If you have successfully secured a site, take time to notify the neighborhood residents before construction or move-in. While residents might object to the presence of the reentry program in their backyard, secrecy does not help build trust. Ron goes door to door, providing the new program’s neighbors with contact information of the program’s director. He also explains that the program has no control over who the government releases or where they are released. But he stresses that the community can help influence the conditions under which prisoners are released: to the street, or to a structured program that demands accountability. If you can, also identify local political, neighborhood, and religious leaders, and try to obtain their support.
To be effective, your transitional living facility must have steady access to a flow of resources —both financial and human.
- Funding. “I never opened up a new building unless I knew I had the staff and resources to open it. It wasn’t on a wing and a prayer,” says Ron. Likewise, the directors of new transitional living facilities should ask themselves where the money will come from before they ever open the doors. Possible funding sources include: private grants and donations, county service contracts, utility grants, stimulus funding, low-income housing affordable tax credits, client fees for food and rent, and grants from the U.S. Department of Veterans Affairs (for housing released veterans). To open up funding channels, it helps to establish your facility legally as a nonprofit entity and seek a diverse set of board members from the community.
- Staffing. To maintain proper accountability, support, and public peace of mind, transitional living facilities require a 24-hour staff presence. That kind of commitment quickly burns through volunteers. Sponsors, Inc., keeps a sizable staff that includes employment counselors, former parole officers, and ex-prisoners who have graduated from the program and maintained their sobriety. “A well-rounded staff with diverse personal and ethnic/racial backgrounds is best,” says Ron.
- Good governance. Your transitional facility should be run like a business, with funding commensurate to your costs. So though your motivation may come from compassion, you must also take into account practical considerations—like payroll, employee law, and accounting—early in the development of your organization.
Creating a Safe, Supportive Environment for Clients
Housing is about more than shelter. It’s about providing a launch pad to other benchmarks of success. Ron recommends the following values and guidelines for successful transitional living facilities.
- Sobriety. All residents need to refrain from using alcohol or other controlled substances during their stay at the facility. Only a drug- and alcohol-free environment will keep all residents safe and on track. All failed urinalysis tests will be reported immediately and fully to the office of probation and parole, a policy carefully explained to residents when they move in.

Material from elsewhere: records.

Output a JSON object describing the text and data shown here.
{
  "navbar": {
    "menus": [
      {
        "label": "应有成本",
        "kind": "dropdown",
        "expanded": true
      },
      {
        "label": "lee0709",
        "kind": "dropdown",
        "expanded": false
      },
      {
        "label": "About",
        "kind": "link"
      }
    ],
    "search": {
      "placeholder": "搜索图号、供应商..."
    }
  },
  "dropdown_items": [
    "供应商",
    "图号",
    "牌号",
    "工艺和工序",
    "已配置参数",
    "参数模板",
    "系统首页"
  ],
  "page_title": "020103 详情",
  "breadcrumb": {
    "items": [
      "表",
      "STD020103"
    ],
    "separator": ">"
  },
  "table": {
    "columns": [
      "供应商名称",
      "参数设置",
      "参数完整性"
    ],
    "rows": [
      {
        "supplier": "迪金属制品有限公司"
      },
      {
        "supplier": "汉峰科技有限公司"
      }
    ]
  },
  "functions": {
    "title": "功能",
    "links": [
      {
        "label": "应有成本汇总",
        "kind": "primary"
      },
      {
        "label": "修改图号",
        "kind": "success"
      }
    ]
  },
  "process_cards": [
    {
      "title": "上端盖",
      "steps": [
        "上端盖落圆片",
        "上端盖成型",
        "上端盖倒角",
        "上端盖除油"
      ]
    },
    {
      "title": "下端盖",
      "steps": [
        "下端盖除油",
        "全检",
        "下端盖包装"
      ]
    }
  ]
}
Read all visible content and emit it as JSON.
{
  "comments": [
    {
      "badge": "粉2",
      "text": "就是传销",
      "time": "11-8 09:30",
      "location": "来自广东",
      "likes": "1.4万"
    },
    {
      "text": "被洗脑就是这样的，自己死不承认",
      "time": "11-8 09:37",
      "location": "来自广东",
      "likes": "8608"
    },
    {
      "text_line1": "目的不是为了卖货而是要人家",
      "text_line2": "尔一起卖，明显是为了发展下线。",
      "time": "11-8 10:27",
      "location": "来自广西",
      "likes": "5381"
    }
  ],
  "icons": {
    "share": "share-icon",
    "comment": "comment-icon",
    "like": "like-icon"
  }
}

- Employment. All residents should work, and those who haven’t yet found a job need to meet with a staff member to create plans for finding one.
- Self–sufficiency. The program should require residents to save a portion of their earnings so that they can afford to eventually transition to independent housing.
- Integrity. As the director of a transitional living facility, you will deal with a variety of public and private entities, very few of them favorably disposed to your clients or to your presence in the community. To win them over, it is essential that you operate your facility with integrity and consistency.
Consider What Drives You
“A lot of people go into this without a clear idea of what they’re doing,” says Ron. “It’s a difficult population, and there’s daily drama and personal issues. It’s a burnout job. For people who do it out of the goodness of the heart and religious conviction, there’s a steep learning curve on how to provide for people with a criminal history.”
Setting up a transitional housing facility is no mission for the faint of heart. But, if you have determined that you have the passion, plans, and resources you need to get started, the rewards can be great—both for ex-prisoners and those who open the door to successful reentry.